Led by the Salt Lake Chamber, nine local chambers of commerce are uniting to form the Utah Chamber Policy Coalition, “a statewide coalition to advocate for unified policy interests and policies that will promote business success, jobs, opportunity and prosperity.”

Derek Miller, president and CEO of the Salt Lake Chamber and Downtown Alliance, noted that as the state endures what has been a historically challenging time economically, establishing the coalition will allow business voices from across the state to be heard in a way that can benefit all Utahns.

“I thought this would be an opportunity not to create a statewide chamber per se, but at least to form a coalition of all the chambers who would like to participate and say where there are policy issues that are common to all of us, let’s go speak as a unified and a united voice,” he said. “What made it more timely was just the fact that we’re, of course, not just in the midst of a health care crisis, but we’re in the midst of an economic crisis.”

He said the coalition will work closely with state, local, and federal leaders to collaborate on policy matters related to the economy including, education, the environment, housing, regulation, taxation and transportation.

“One of the most important things we have learned through the pandemic and ensuing economic crisis is that we are better together,” Miller said. 

According to leaders of the coalition member organizations, the timing of the announcement could not be more appropriate and important than it is now, as Utah works to rebound from the effects of coronavirus.

“Utah’s economy has been the envy of the nation. The pandemic has been a setback, though we are better off than other states and have a firm foundation on which to bounce back,” said St. George Area Chamber President Don Willie. “The Utah Chamber Policy Coalition will be essential to that process, allowing us to innovate together, speak with clarity and authority on areas of mutual interest and make decisions over the next few months that will strengthen our state for years to come.”

Among the founding members of the coalition are the Cache Valley Chamber of Commerce, Cedar City Chamber of Commerce, Davis Chamber of Commerce, Kanab Area Chamber of Commerce, Point of the Mountain Chamber, Salt Lake Chamber, St. George Area Chamber of Commerce, Utah Black Chamber and the Utah Hispanic Chamber of Commerce.

While the coalition will work to support areas of common interest among all members, each chamber will also preserve its own independent voice regarding matters unique to their local area, a news release stated.

“We expect that there will be much to unite us and that on those issues our voice will resonate with government, business and community leaders,” said Aaron Quarnberg, Utah Hispanic Chamber of Commerce board chairman.

Miller said one of the things that has risen to the top of mind for every member of the coalition is how will the state Legislature use the Coronavirus Aid, Relief and Economic Security Act funding that was received from the federal government.

“We talk about expanding the state’s broadband capability. Never in our state’s history have more people been working from home, which makes the need to have high-speed internet service available statewide,” he said. “That’s an investment in infrastructure that the state could make, particularly to the Wasatch Front. (Also) being able to expand our public transit, making investment in that way.”

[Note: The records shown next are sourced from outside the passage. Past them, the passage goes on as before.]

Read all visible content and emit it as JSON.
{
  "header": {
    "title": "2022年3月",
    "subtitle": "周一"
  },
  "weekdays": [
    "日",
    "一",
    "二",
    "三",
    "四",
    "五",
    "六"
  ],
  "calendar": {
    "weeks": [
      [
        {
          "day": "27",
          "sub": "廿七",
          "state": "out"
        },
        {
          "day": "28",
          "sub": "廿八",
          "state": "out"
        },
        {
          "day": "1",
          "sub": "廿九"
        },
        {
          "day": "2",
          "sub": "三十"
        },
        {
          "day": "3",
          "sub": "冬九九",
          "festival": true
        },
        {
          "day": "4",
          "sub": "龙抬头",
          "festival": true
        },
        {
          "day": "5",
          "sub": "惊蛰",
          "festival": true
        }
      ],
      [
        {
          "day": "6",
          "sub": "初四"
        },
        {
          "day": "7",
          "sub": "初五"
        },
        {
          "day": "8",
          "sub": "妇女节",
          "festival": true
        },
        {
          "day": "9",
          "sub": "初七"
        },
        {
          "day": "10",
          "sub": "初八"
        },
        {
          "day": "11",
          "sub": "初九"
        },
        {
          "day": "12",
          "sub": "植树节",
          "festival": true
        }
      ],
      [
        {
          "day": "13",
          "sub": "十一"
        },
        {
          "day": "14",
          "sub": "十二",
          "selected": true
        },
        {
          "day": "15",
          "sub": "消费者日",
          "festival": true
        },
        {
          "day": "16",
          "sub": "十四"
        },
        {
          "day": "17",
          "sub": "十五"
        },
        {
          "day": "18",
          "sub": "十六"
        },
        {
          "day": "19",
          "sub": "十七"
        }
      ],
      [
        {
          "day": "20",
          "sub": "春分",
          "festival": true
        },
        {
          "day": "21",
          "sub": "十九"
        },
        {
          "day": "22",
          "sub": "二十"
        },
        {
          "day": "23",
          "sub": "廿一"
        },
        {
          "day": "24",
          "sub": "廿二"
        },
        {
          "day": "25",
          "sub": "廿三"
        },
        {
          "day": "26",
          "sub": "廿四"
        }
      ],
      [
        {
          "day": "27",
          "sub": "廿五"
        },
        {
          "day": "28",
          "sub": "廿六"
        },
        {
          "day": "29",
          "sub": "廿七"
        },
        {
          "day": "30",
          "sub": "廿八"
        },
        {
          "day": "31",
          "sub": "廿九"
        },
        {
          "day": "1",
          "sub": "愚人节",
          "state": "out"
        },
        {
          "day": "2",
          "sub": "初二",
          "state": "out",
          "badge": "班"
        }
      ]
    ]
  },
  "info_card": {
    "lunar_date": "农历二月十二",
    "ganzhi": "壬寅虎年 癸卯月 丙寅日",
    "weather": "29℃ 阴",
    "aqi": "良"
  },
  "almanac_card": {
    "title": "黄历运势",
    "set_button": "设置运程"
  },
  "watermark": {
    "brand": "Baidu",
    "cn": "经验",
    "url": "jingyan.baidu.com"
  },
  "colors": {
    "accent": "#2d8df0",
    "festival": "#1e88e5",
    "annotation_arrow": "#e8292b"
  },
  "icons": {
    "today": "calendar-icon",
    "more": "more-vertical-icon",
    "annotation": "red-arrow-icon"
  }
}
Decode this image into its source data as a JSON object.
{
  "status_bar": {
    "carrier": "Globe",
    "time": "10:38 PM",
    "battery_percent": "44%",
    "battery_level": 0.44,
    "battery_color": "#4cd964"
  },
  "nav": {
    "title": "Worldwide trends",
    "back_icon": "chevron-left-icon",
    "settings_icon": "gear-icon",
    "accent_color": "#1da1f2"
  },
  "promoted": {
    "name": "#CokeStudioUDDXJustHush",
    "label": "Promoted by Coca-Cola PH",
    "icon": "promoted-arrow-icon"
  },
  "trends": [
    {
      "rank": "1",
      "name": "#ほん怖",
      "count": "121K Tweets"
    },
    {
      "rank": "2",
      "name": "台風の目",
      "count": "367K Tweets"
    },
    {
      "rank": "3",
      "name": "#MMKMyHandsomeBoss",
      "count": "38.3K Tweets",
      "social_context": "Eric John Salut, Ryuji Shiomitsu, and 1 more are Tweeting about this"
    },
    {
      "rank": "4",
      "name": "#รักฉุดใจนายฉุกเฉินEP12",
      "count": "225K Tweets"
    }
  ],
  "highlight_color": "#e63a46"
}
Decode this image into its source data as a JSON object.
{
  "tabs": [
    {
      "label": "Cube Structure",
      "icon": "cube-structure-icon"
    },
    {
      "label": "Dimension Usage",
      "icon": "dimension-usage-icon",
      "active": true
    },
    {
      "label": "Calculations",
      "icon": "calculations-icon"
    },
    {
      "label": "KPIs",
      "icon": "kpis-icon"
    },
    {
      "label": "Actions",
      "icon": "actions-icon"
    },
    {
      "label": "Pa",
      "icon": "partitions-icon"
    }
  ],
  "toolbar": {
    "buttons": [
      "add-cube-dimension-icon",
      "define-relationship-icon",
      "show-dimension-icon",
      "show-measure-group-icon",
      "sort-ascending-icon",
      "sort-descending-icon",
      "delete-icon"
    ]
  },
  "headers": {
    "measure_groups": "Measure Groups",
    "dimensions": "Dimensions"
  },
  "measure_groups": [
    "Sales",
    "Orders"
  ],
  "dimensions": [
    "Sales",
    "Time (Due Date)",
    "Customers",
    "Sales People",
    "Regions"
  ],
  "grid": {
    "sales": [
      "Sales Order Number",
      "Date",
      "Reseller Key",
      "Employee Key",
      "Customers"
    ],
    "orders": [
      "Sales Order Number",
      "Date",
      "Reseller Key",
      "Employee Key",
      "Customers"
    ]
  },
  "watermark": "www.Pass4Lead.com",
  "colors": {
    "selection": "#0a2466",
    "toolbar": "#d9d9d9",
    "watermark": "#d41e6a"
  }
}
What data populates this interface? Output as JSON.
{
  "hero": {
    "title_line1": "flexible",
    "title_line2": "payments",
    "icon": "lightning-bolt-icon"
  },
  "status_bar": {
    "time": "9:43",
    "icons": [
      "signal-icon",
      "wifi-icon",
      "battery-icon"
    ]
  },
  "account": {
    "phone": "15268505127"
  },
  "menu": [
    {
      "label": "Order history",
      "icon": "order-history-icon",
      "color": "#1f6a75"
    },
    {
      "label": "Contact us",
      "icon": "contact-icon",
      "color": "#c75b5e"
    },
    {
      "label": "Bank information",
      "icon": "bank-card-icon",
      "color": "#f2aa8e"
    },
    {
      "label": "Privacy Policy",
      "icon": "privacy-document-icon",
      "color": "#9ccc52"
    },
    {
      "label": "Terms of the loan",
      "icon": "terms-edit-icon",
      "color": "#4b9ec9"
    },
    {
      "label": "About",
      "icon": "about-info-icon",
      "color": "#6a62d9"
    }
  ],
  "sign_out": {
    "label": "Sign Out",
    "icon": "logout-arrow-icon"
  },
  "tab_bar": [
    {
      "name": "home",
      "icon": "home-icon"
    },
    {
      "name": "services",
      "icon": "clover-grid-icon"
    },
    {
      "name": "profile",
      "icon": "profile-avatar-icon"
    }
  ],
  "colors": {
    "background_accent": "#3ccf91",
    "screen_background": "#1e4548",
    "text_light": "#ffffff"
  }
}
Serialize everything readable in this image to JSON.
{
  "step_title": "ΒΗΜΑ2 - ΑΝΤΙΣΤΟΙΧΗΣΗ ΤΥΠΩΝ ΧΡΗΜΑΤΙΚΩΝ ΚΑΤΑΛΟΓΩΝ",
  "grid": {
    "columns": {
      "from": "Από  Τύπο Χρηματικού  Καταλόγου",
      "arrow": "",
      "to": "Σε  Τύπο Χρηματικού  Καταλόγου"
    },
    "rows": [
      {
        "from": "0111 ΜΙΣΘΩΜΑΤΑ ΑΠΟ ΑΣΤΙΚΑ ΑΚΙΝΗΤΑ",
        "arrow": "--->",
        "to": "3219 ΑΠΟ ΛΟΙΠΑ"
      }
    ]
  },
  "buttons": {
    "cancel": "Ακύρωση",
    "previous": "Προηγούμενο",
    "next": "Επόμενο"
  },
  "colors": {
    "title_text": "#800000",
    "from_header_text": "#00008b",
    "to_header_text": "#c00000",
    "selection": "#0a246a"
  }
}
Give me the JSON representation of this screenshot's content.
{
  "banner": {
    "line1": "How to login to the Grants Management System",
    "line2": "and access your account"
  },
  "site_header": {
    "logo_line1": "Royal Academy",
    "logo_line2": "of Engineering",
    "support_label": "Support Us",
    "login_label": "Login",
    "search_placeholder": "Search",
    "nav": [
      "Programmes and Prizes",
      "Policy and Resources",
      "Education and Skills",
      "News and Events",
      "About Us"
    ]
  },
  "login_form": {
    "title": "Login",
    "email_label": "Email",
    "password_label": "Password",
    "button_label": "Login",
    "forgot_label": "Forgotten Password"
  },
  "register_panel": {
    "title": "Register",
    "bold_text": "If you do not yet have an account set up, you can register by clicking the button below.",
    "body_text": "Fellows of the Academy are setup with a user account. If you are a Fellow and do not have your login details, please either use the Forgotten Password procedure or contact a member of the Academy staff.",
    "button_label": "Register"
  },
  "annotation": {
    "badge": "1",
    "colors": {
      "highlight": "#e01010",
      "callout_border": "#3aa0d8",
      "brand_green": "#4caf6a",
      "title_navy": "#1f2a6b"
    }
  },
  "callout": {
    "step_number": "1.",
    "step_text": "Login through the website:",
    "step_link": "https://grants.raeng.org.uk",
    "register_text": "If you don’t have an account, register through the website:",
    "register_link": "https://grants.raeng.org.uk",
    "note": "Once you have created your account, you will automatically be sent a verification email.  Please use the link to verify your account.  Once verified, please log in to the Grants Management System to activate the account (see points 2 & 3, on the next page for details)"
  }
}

The third area he mentioned was providing support for industries that were especially hard hit by the economic shutdown, such as hospitality and tourism.

“That’s a statewide issue, and especially when you think about tourism. In some of our rural communities, it’s their bread and butter,” Miller said. “So it’s not just that a restaurant has been hurt or that a hotel has been hurt, it’s where a whole community has been hurt because that is their economy.”